Meanwhile, Obama was vulnerable for several reasons. His signature accomplishment, the Affordable Care Act, was under siege from the moment it passed. The economy and the rest of his agenda sputtered along because the Republicans were doing nothing to help him. Worst of all, he maintained a blasé attitude towards the campaign and the debates. He felt like they were beneath him.
Obama’s first debate performance was a complete disaster as he looked like someone who was out of touch and bored with his job. Romney came across as someone who was excited and knew what he was doing. The contrast was striking and took what appeared to be a certain Obama victory and turned the contest into a toss-up.
Reading about the two campaigns and their efforts to keep their candidates on the straight and narrow was both fascinating and comical at the same time. If episodes of elitism or gaffes didn’t intrude on operations there were always dimwitted surrogates and staff infighting to drag down the candidates and their message.
The one overriding negative was the unimaginable amount of money thrown into the ring. Considering how many people in this country struggle to make ends meet it’s unconscionable to see literally billions of dollars wasted on influencing the outcome. At least one campaign commercial aired 16,000 times. It’s unlikely the Founding Fathers ever expected political campaigns to devolve into such slimy, expensive affairs.

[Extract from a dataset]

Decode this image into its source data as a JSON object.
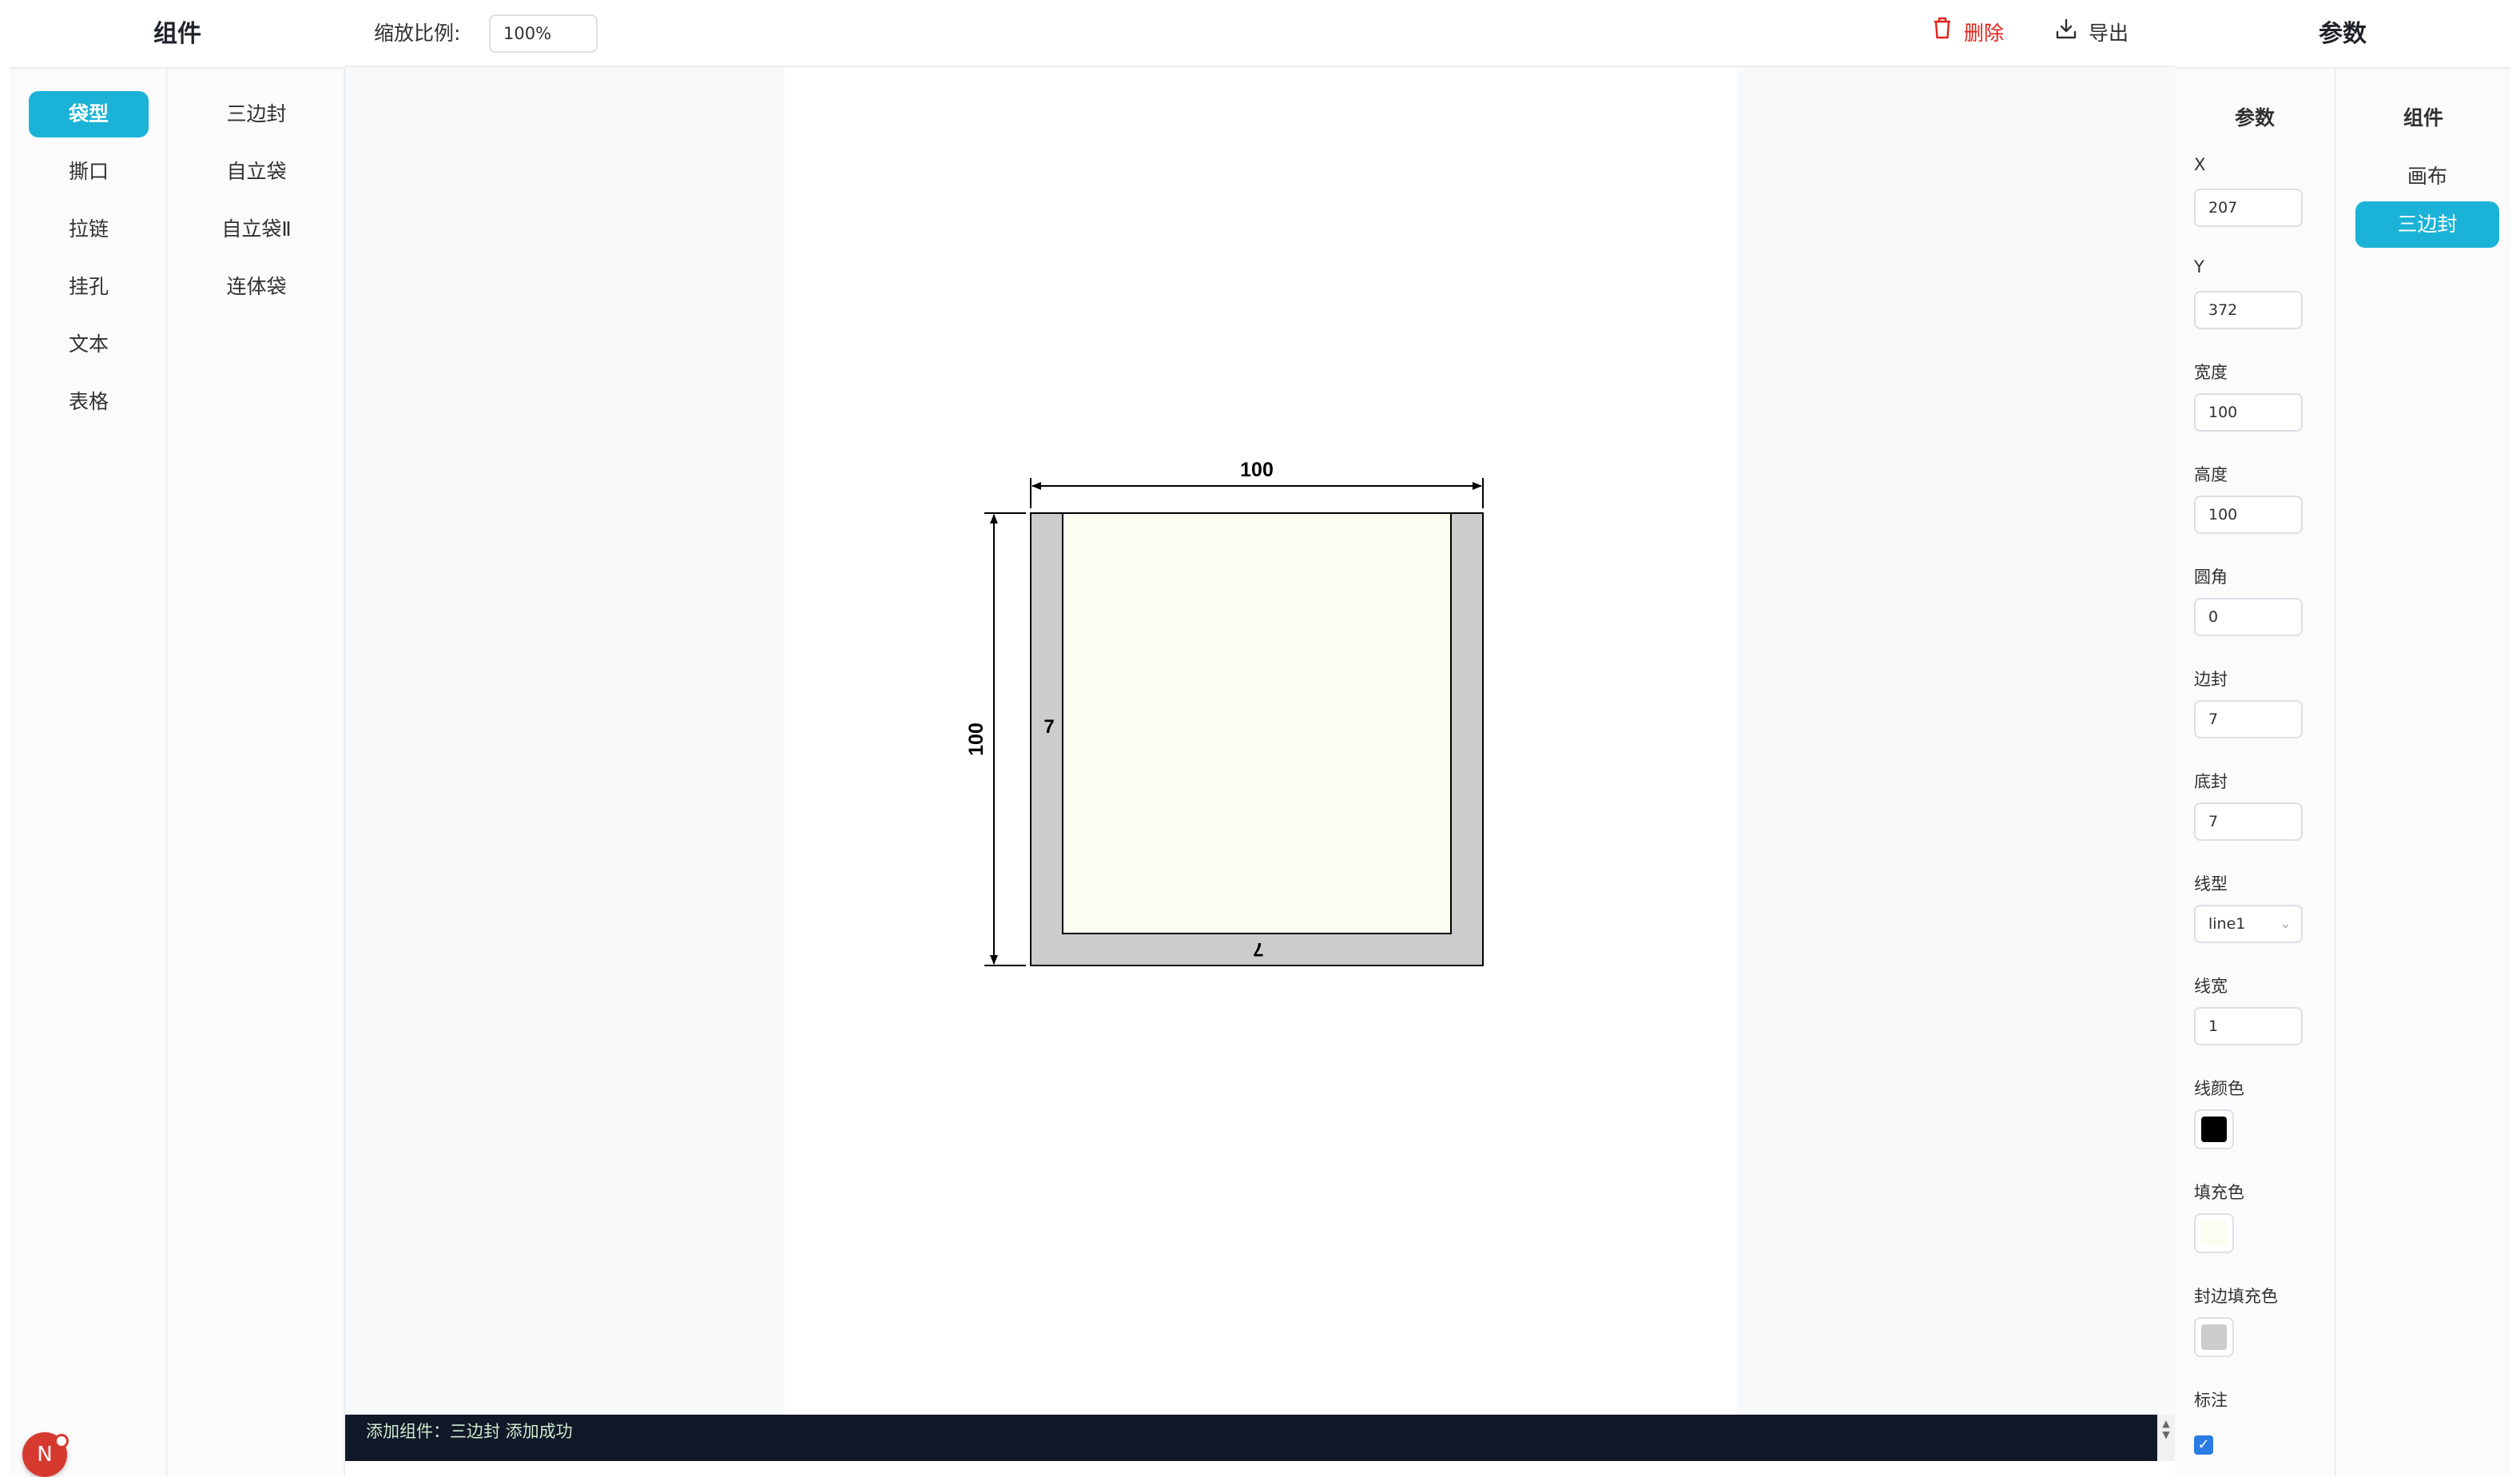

In the end Halperin and Heilemann showed that our democracy is far from pure. Political campaigns are all about winning, and competence, integrity, and spending restraints don’t enter the lexicon. Double Down is a very funny, entertaining, and disturbing read that provides us with lessons we never learned in a civics class.